New tools developed by CSAIL researchers allow users to design a pattern that can be used to 3D print knitted garments, reports Elizabeth Segran for Fast Company. “We’re exciting about how this can be used by everyday, nonexpert knitters,” says graduate student Alexandre Kaspar. “This lets anybody become a designer.”


7 News spotlights how CSAIL researchers have developed two new software systems that are aimed at allowing anyone to customize and design their own knitted design patterns. “The researchers tested the software by having people with no knitting experience design gloves and hats,” explains 7 News reporter Keke Vencill.


Graduate student Alexandre Kaspar speaks with BBC Click about two new systems that ease the process of designing and making knitted clothing items. Kaspar explains that the systems allow users to “create building blocks of parts that are being knit.”


TechCrunch reporter Catherine Shu writes that CSAIL researchers have developed two new systems that enable users to design and customize their own knitted items, no knitting experience required. Shu explains that the researchers want “to make designing and making machine-knitted garments as accessible as 3D printing is now.”


MIT researchers have created an app that translates proteins into music, reports Eva Amsen of Forbes. This method could potentially be used to “make it easier to process very subtle changes that would be less obvious if you looked at the data visually,” Amsen explains.

Science Friday

Prof. Markus Buehler speaks with Ira Flatow of Science Friday about his research, which attempts to better understand and create new proteins by translating them into music. Buehler explains that they were able to listen to proteins after discovering that “amino acids have a unique frequency spectrum which we could then make audible using a concept of transposition.”


Diana Cai writes for STAT about Prof.
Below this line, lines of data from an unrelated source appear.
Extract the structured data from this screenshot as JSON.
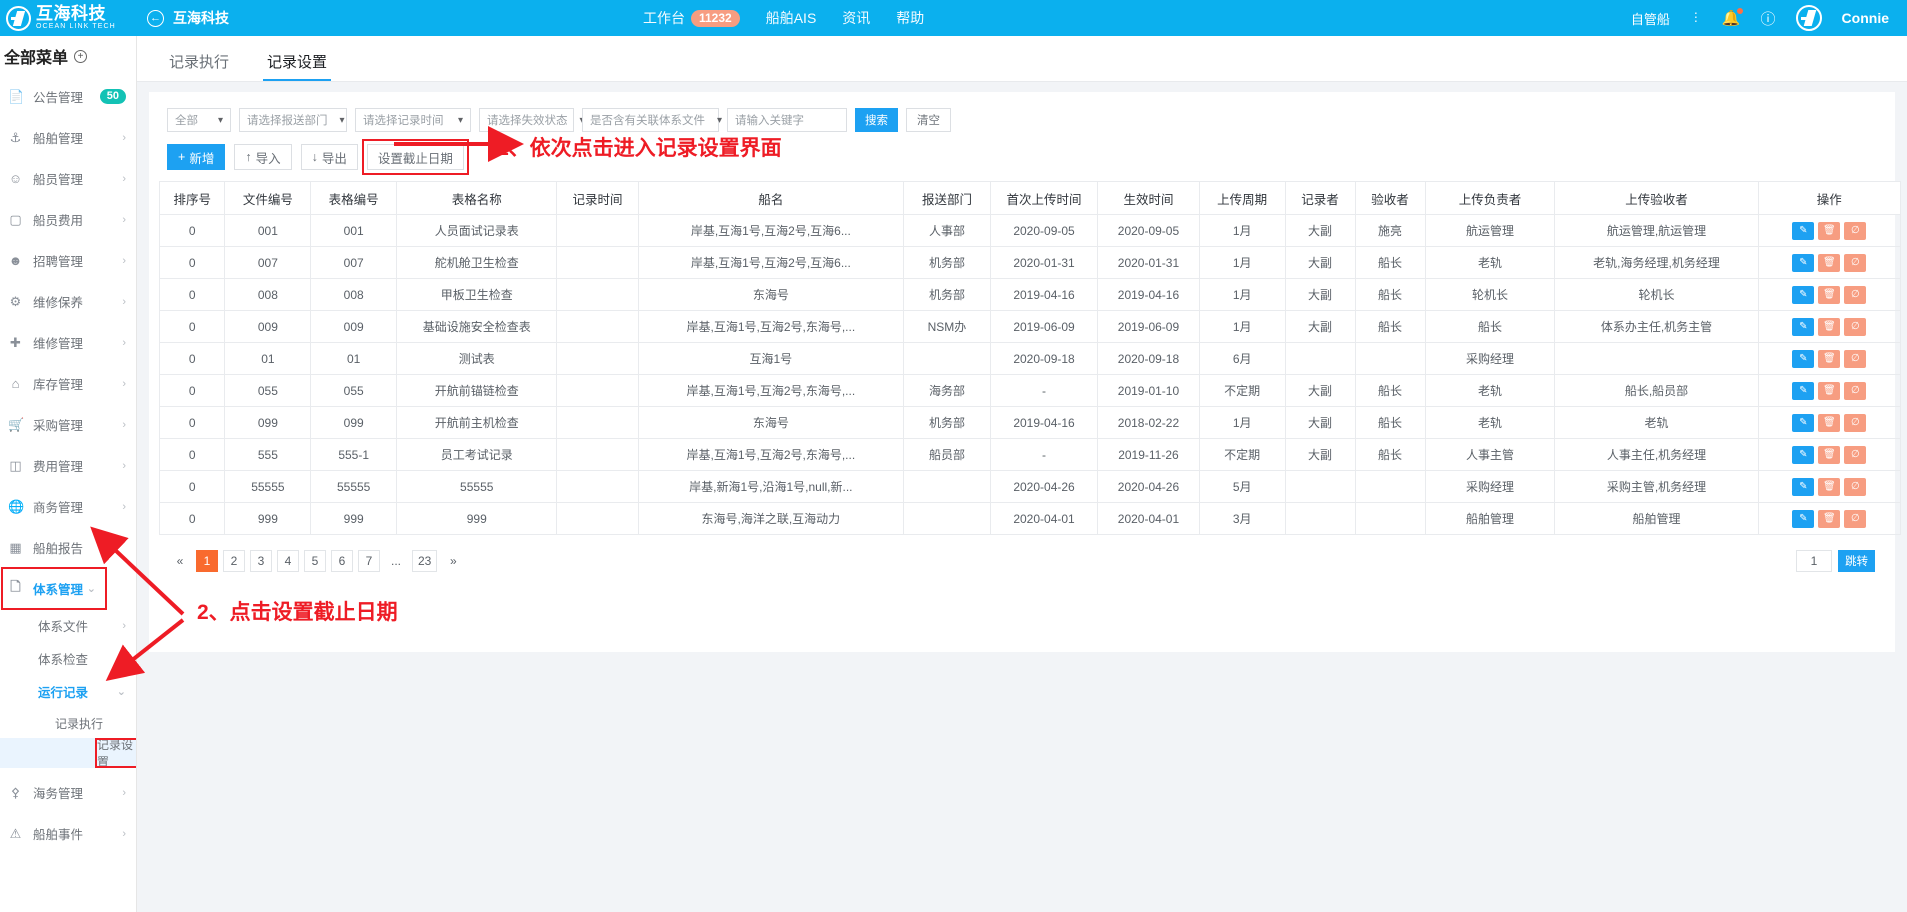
{
  "topbar": {
    "brand_cn": "互海科技",
    "brand_en": "OCEAN LINK TECH",
    "back_icon": "back-arrow-icon",
    "back_title": "互海科技",
    "nav": [
      {
        "label": "工作台",
        "badge": "11232"
      },
      {
        "label": "船舶AIS",
        "badge": ""
      },
      {
        "label": "资讯",
        "badge": ""
      },
      {
        "label": "帮助",
        "badge": ""
      }
    ],
    "right": {
      "ship_selector": "自管船",
      "more_icon": "dots-vertical-icon",
      "bell_icon": "bell-icon",
      "help_icon": "help-circle-icon",
      "avatar": "avatar-logo",
      "username": "Connie"
    }
  },
  "sidebar": {
    "title": "全部菜单",
    "add_icon": "plus-circle-icon",
    "items": [
      {
        "icon": "announcement-icon",
        "label": "公告管理",
        "badge": "50",
        "chevron": ""
      },
      {
        "icon": "anchor-icon",
        "label": "船舶管理",
        "badge": "",
        "chevron": "›"
      },
      {
        "icon": "user-icon",
        "label": "船员管理",
        "badge": "",
        "chevron": "›"
      },
      {
        "icon": "card-icon",
        "label": "船员费用",
        "badge": "",
        "chevron": "›"
      },
      {
        "icon": "recruit-icon",
        "label": "招聘管理",
        "badge": "",
        "chevron": "›"
      },
      {
        "icon": "wrench-icon",
        "label": "维修保养",
        "badge": "",
        "chevron": "›"
      },
      {
        "icon": "spanner-icon",
        "label": "维修管理",
        "badge": "",
        "chevron": "›"
      },
      {
        "icon": "warehouse-icon",
        "label": "库存管理",
        "badge": "",
        "chevron": "›"
      },
      {
        "icon": "cart-icon",
        "label": "采购管理",
        "badge": "",
        "chevron": "›"
      },
      {
        "icon": "database-icon",
        "label": "费用管理",
        "badge": "",
        "chevron": "›"
      },
      {
        "icon": "globe-icon",
        "label": "商务管理",
        "badge": "",
        "chevron": "›"
      },
      {
        "icon": "report-icon",
        "label": "船舶报告",
        "badge": "",
        "chevron": ""
      }
    ],
    "system_group": {
      "icon": "document-copy-icon",
      "label": "体系管理",
      "chevron": "⌄",
      "children": [
        {
          "label": "体系文件",
          "chevron": "›"
        },
        {
          "label": "体系检查",
          "chevron": "›"
        },
        {
          "label": "运行记录",
          "chevron": "⌄"
        }
      ],
      "records": [
        {
          "label": "记录执行",
          "selected": false
        },
        {
          "label": "记录设置",
          "selected": true
        }
      ]
    },
    "tail_items": [
      {
        "icon": "marine-icon",
        "label": "海务管理",
        "chevron": "›"
      },
      {
        "icon": "alert-icon",
        "label": "船舶事件",
        "chevron": "›"
      }
    ]
  },
  "tabs": [
    {
      "label": "记录执行",
      "active": false
    },
    {
      "label": "记录设置",
      "active": true
    }
  ],
  "filters": {
    "scope": "全部",
    "department": "请选择报送部门",
    "record_time": "请选择记录时间",
    "invalid_state": "请选择失效状态",
    "linked_file": "是否含有关联体系文件",
    "keyword_placeholder": "请输入关键字",
    "keyword_value": "",
    "search_label": "搜索",
    "clear_label": "清空",
    "chevron_icon": "chevron-down-icon"
  },
  "actions": {
    "add_label": "新增",
    "add_icon": "plus-icon",
    "import_label": "导入",
    "import_icon": "upload-icon",
    "export_label": "导出",
    "export_icon": "download-icon",
    "deadline_label": "设置截止日期"
  },
  "table": {
    "columns": [
      "排序号",
      "文件编号",
      "表格编号",
      "表格名称",
      "记录时间",
      "船名",
      "报送部门",
      "首次上传时间",
      "生效时间",
      "上传周期",
      "记录者",
      "验收者",
      "上传负责者",
      "上传验收者",
      "操作"
    ],
    "rows": [
      {
        "c": [
          "0",
          "001",
          "001",
          "人员面试记录表",
          "",
          "岸基,互海1号,互海2号,互海6...",
          "人事部",
          "2020-09-05",
          "2020-09-05",
          "1月",
          "大副",
          "施亮",
          "航运管理",
          "航运管理,航运管理"
        ]
      },
      {
        "c": [
          "0",
          "007",
          "007",
          "舵机舱卫生检查",
          "",
          "岸基,互海1号,互海2号,互海6...",
          "机务部",
          "2020-01-31",
          "2020-01-31",
          "1月",
          "大副",
          "船长",
          "老轨",
          "老轨,海务经理,机务经理"
        ]
      },
      {
        "c": [
          "0",
          "008",
          "008",
          "甲板卫生检查",
          "",
          "东海号",
          "机务部",
          "2019-04-16",
          "2019-04-16",
          "1月",
          "大副",
          "船长",
          "轮机长",
          "轮机长"
        ]
      },
      {
        "c": [
          "0",
          "009",
          "009",
          "基础设施安全检查表",
          "",
          "岸基,互海1号,互海2号,东海号,...",
          "NSM办",
          "2019-06-09",
          "2019-06-09",
          "1月",
          "大副",
          "船长",
          "船长",
          "体系办主任,机务主管"
        ]
      },
      {
        "c": [
          "0",
          "01",
          "01",
          "测试表",
          "",
          "互海1号",
          "",
          "2020-09-18",
          "2020-09-18",
          "6月",
          "",
          "",
          "采购经理",
          ""
        ]
      },
      {
        "c": [
          "0",
          "055",
          "055",
          "开航前锚链检查",
          "",
          "岸基,互海1号,互海2号,东海号,...",
          "海务部",
          "-",
          "2019-01-10",
          "不定期",
          "大副",
          "船长",
          "老轨",
          "船长,船员部"
        ]
      },
      {
        "c": [
          "0",
          "099",
          "099",
          "开航前主机检查",
          "",
          "东海号",
          "机务部",
          "2019-04-16",
          "2018-02-22",
          "1月",
          "大副",
          "船长",
          "老轨",
          "老轨"
        ]
      },
      {
        "c": [
          "0",
          "555",
          "555-1",
          "员工考试记录",
          "",
          "岸基,互海1号,互海2号,东海号,...",
          "船员部",
          "-",
          "2019-11-26",
          "不定期",
          "大副",
          "船长",
          "人事主管",
          "人事主任,机务经理"
        ]
      },
      {
        "c": [
          "0",
          "55555",
          "55555",
          "55555",
          "",
          "岸基,新海1号,沿海1号,null,新...",
          "",
          "2020-04-26",
          "2020-04-26",
          "5月",
          "",
          "",
          "采购经理",
          "采购主管,机务经理"
        ]
      },
      {
        "c": [
          "0",
          "999",
          "999",
          "999",
          "",
          "东海号,海洋之联,互海动力",
          "",
          "2020-04-01",
          "2020-04-01",
          "3月",
          "",
          "",
          "船舶管理",
          "船舶管理"
        ]
      }
    ],
    "ops": {
      "edit_icon": "pencil-icon",
      "delete_icon": "trash-icon",
      "disable_icon": "ban-icon"
    }
  },
  "pagination": {
    "prev": "«",
    "pages": [
      "1",
      "2",
      "3",
      "4",
      "5",
      "6",
      "7",
      "...",
      "23"
    ],
    "next": "»",
    "current": "1",
    "jump_value": "1",
    "jump_label": "跳转"
  },
  "annotations": [
    {
      "text": "2、点击设置截止日期"
    },
    {
      "text": "1、依次点击进入记录设置界面"
    }
  ],
  "colors": {
    "brand_blue": "#0bb0ee",
    "accent_blue": "#1da1f2",
    "annotation_red": "#ee1c25",
    "page_current_orange": "#f96a2e",
    "badge_teal": "#13c2b5",
    "badge_salmon": "#f79d81"
  }
}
Markus Buehler’s new research to turn amino acids into music. “Buehler thinks the technology could help in understanding genetic diseases caused by misfolded proteins,” writes Cai, noting that, “AI may conceivably ‘hear’ patterns of misfolding that could distinguish dangerous mutations from harmless ones.”